Stored records
- Opening Delimiter -
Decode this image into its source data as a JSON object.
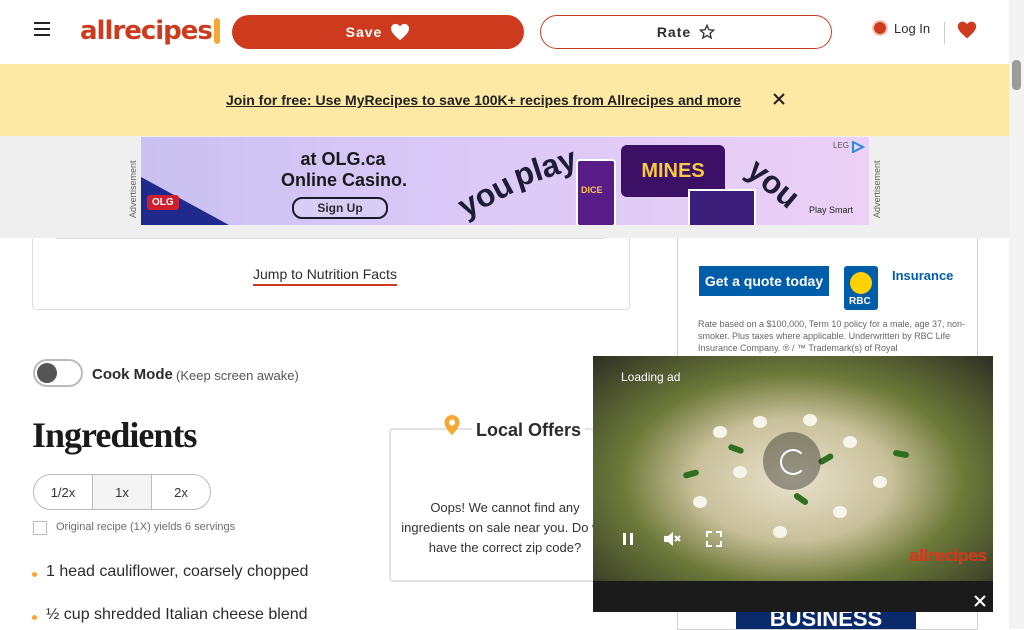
{
  "header": {
    "logo_text": "allrecipes",
    "save_label": "Save",
    "rate_label": "Rate",
    "login_label": "Log In"
  },
  "promo": {
    "text": "Join for free: Use MyRecipes to save 100K+ recipes from Allrecipes and more"
  },
  "ad_banner": {
    "advertisement_label": "Advertisement",
    "line1": "at OLG.ca",
    "line2": "Online Casino.",
    "signup": "Sign Up",
    "word_you": "you",
    "word_play": "play",
    "mines": "MINES",
    "dice": "DICE",
    "play_smart": "Play Smart",
    "leg": "LEG",
    "olg": "OLG"
  },
  "recipe": {
    "nutrition_link": "Jump to Nutrition Facts",
    "cook_mode_label": "Cook Mode",
    "cook_mode_sub": "(Keep screen awake)",
    "ingredients_title": "Ingredients",
    "servings_options": [
      "1/2x",
      "1x",
      "2x"
    ],
    "yield_text": "Original recipe (1X) yields 6 servings",
    "ingredients": [
      "1 head cauliflower, coarsely chopped",
      "½ cup shredded Italian cheese blend"
    ]
  },
  "local_offers": {
    "title": "Local Offers",
    "message": "Oops! We cannot find any ingredients on sale near you. Do we have the correct zip code?"
  },
  "right_ad": {
    "quote_button": "Get a quote today",
    "insurance": "Insurance",
    "fine_print": "Rate based on a $100,000, Term 10 policy for a male, age 37, non-smoker. Plus taxes where applicable. Underwritten by RBC Life Insurance Company. ® / ™ Trademark(s) of Royal",
    "rbc": "RBC",
    "business": "BUSINESS"
  },
  "video": {
    "loading_ad": "Loading ad",
    "watermark": "allrecipes"
  },
  "colors": {
    "brand_red": "#ce3a1d",
    "promo_yellow": "#fde9a4",
    "accent_orange": "#f8a733"
  }
}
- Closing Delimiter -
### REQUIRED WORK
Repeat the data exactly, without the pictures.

### TASK ANSWER
Decode this image into its source data as a JSON object.
{
  "header": {
    "logo_text": "allrecipes",
    "save_label": "Save",
    "rate_label": "Rate",
    "login_label": "Log In"
  },
  "promo": {
    "text": "Join for free: Use MyRecipes to save 100K+ recipes from Allrecipes and more"
  },
  "ad_banner": {
    "advertisement_label": "Advertisement",
    "line1": "at OLG.ca",
    "line2": "Online Casino.",
    "signup": "Sign Up",
    "word_you": "you",
    "word_play": "play",
    "mines": "MINES",
    "dice": "DICE",
    "play_smart": "Play Smart",
    "leg": "LEG",
    "olg": "OLG"
  },
  "recipe": {
    "nutrition_link": "Jump to Nutrition Facts",
    "cook_mode_label": "Cook Mode",
    "cook_mode_sub": "(Keep screen awake)",
    "ingredients_title": "Ingredients",
    "servings_options": [
      "1/2x",
      "1x",
      "2x"
    ],
    "yield_text": "Original recipe (1X) yields 6 servings",
    "ingredients": [
      "1 head cauliflower, coarsely chopped",
      "½ cup shredded Italian cheese blend"
    ]
  },
  "local_offers": {
    "title": "Local Offers",
    "message": "Oops! We cannot find any ingredients on sale near you. Do we have the correct zip code?"
  },
  "right_ad": {
    "quote_button": "Get a quote today",
    "insurance": "Insurance",
    "fine_print": "Rate based on a $100,000, Term 10 policy for a male, age 37, non-smoker. Plus taxes where applicable. Underwritten by RBC Life Insurance Company. ® / ™ Trademark(s) of Royal",
    "rbc": "RBC",
    "business": "BUSINESS"
  },
  "video": {
    "loading_ad": "Loading ad",
    "watermark": "allrecipes"
  },
  "colors": {
    "brand_red": "#ce3a1d",
    "promo_yellow": "#fde9a4",
    "accent_orange": "#f8a733"
  }
}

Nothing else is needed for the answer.